Internal wall insulation is more expensive than cavity wall insulation but can have a better insulation value. The insulation value depends on the heat resistance of the chosen material and the thickness of the insulation layer. Your payback time is dependent on climate, culture, and current energy bill, but is roughly estimated at 13 years.
If you do the job yourself and don’t count working hours you can reduce this to around 5 to 6 years. Please note that this remains an estimated value and it’s wise to make your own calculations for your specific situation.
Internal wall insulation is the only type of wall insulation you can install yourself, if your handy and well informed. Pay special attention to moisture before you start. If the walls are damp, first find the cause and solve it. Also make sure you add a vapor barrier to your construction to prevent wetting of the insulation layer or mold growth later on. The insulation and vapor barrier should run seamlessly to prevent indoor hot air from creeping into cracks, cool down, and leave moisture.
Make an extensive planning before you start and remember that sockets and radiator mountings also need to be adjusted.
Is internal wall insulation the right choice for me?
Internal wall insulation is sometimes the only option to reduce your energy bill and climate impact through wall insulation. It takes more effort to install than cavity wall insulation and is more expensive, but the insulation value can be higher because you can choose the thickness of the insulation layer.
Installing internal wall insulation affects the living area because you need to make room during installation and for the insulation layer itself. You can also decide to install internal wall insulation in addition to already placed cavity wall insulation to improve the total insulation value.
An advantage is that it is possible to do it yourself if you are handy and well informed. This can reduce costs but requires a large investment in terms of time. If you choose to hire an expert, ask multiple companies for pricing, as the price can differ significantly.
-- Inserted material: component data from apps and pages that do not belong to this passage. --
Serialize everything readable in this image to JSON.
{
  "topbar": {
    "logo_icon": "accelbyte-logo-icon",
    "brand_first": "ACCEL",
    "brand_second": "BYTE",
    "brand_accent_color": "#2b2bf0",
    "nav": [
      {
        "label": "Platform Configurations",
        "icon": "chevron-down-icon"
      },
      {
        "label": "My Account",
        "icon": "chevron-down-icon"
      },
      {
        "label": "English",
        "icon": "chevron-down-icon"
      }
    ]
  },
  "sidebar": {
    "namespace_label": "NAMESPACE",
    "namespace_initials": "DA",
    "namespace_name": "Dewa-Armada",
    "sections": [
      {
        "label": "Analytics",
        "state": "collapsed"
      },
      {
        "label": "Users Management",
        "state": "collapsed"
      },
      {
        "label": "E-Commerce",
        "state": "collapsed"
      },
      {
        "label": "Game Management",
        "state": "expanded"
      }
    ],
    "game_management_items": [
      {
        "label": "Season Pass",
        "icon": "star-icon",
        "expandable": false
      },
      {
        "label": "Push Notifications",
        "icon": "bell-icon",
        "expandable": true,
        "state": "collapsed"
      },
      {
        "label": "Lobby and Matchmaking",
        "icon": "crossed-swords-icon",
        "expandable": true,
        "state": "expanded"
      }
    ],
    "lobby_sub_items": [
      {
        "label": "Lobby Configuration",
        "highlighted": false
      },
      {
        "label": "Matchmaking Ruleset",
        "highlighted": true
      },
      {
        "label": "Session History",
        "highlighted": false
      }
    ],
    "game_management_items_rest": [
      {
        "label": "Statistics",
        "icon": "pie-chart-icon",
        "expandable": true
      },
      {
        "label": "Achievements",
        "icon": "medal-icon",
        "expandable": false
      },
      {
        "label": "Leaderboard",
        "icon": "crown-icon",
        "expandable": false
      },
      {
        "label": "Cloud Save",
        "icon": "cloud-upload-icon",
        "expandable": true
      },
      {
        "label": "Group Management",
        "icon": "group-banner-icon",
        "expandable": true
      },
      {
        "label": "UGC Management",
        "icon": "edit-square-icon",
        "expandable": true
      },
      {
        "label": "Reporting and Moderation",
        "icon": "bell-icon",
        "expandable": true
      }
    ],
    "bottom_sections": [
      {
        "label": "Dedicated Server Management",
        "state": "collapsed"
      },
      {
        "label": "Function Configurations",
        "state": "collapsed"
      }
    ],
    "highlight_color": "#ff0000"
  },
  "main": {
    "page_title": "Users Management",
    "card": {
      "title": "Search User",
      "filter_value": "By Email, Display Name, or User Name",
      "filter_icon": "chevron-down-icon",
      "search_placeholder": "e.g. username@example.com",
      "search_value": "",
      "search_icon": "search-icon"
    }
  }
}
Internal wall insulation has a lower chance of being prohibited by your local authorities than external or cavity wall insulation. Nevertheless, check your local regulations before you start. If you are renting, always ask permission from the landlord.
When deciding which type of wall insulation is right for you, consider the following factors
- Insulation already present
- Local regulations and climate
- Personal choice of level of desirable energy savings. This determines the desired thickness of the insulation layer, which influences your options
- The existence, suitability, and width of a cavity in your walls. A cavity has a limited width, which influences the maximum thickness of the insulation layer.
- Condition and appearance of (outer) walls. If you need to renovate, external wall insulation can protect your walls and make them look new.
- Installation convenience. Internal wall insulation is the only type a handy and informed person can install without a professional. Cavity wall insulation and external wall insulation cause less hindrance during installation.
- Investment costs and payback time
The investment costs and energy savings of course depend on many factors. For example your climate and labor and material costs. Ask an expert on the energy savings, costs, and payback time of your specific case. The table below presents an indicative comparison but should be validated for your situation.
Table 2: Indicative comparison between different types of wall insulation
|Type||Potential energy savings||Investment costs||Payback time|